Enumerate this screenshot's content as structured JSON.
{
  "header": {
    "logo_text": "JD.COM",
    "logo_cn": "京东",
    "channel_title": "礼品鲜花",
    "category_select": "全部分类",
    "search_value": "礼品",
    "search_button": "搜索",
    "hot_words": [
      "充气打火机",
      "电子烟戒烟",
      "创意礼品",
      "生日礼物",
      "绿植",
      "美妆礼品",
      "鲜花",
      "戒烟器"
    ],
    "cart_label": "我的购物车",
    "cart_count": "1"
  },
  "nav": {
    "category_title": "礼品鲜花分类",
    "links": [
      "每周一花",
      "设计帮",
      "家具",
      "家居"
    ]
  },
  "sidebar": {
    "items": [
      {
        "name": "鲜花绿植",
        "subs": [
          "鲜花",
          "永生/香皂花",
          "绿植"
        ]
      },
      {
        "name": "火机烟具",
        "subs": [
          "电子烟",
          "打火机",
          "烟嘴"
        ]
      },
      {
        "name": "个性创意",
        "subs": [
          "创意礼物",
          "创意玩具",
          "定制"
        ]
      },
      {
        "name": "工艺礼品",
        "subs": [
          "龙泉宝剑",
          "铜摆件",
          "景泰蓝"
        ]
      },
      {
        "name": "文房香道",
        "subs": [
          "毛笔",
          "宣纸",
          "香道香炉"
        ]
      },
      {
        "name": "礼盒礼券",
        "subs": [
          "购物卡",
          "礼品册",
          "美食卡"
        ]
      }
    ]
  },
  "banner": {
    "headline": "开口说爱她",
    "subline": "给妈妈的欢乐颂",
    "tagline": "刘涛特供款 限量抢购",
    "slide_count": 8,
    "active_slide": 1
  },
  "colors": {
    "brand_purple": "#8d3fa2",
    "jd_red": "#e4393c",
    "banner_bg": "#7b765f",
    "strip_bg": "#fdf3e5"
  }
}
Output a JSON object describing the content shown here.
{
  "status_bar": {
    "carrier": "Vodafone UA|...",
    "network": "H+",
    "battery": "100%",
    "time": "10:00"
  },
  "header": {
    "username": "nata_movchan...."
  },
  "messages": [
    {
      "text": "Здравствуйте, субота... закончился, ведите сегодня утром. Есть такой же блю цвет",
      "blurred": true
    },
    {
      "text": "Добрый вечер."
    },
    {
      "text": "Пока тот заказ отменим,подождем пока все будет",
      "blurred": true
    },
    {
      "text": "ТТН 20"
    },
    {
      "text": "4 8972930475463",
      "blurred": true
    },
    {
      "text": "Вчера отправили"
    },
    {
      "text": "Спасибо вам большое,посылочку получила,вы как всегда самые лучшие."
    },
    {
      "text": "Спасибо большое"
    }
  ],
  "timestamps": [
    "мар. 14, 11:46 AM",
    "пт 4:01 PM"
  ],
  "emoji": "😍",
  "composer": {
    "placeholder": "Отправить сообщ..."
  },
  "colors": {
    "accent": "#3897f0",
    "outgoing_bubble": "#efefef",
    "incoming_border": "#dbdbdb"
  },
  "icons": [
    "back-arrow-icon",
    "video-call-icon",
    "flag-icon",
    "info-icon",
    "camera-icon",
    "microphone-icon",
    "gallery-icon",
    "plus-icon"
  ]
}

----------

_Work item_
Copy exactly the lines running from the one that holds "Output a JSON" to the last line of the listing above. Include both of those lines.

_Solution_
Output a JSON object describing the content shown here.
{
  "status_bar": {
    "carrier": "Vodafone UA|...",
    "network": "H+",
    "battery": "100%",
    "time": "10:00"
  },
  "header": {
    "username": "nata_movchan...."
  },
  "messages": [
    {
      "text": "Здравствуйте, субота... закончился, ведите сегодня утром. Есть такой же блю цвет",
      "blurred": true
    },
    {
      "text": "Добрый вечер."
    },
    {
      "text": "Пока тот заказ отменим,подождем пока все будет",
      "blurred": true
    },
    {
      "text": "ТТН 20"
    },
    {
      "text": "4 8972930475463",
      "blurred": true
    },
    {
      "text": "Вчера отправили"
    },
    {
      "text": "Спасибо вам большое,посылочку получила,вы как всегда самые лучшие."
    },
    {
      "text": "Спасибо большое"
    }
  ],
  "timestamps": [
    "мар. 14, 11:46 AM",
    "пт 4:01 PM"
  ],
  "emoji": "😍",
  "composer": {
    "placeholder": "Отправить сообщ..."
  },
  "colors": {
    "accent": "#3897f0",
    "outgoing_bubble": "#efefef",
    "incoming_border": "#dbdbdb"
  },
  "icons": [
    "back-arrow-icon",
    "video-call-icon",
    "flag-icon",
    "info-icon",
    "camera-icon",
    "microphone-icon",
    "gallery-icon",
    "plus-icon"
  ]
}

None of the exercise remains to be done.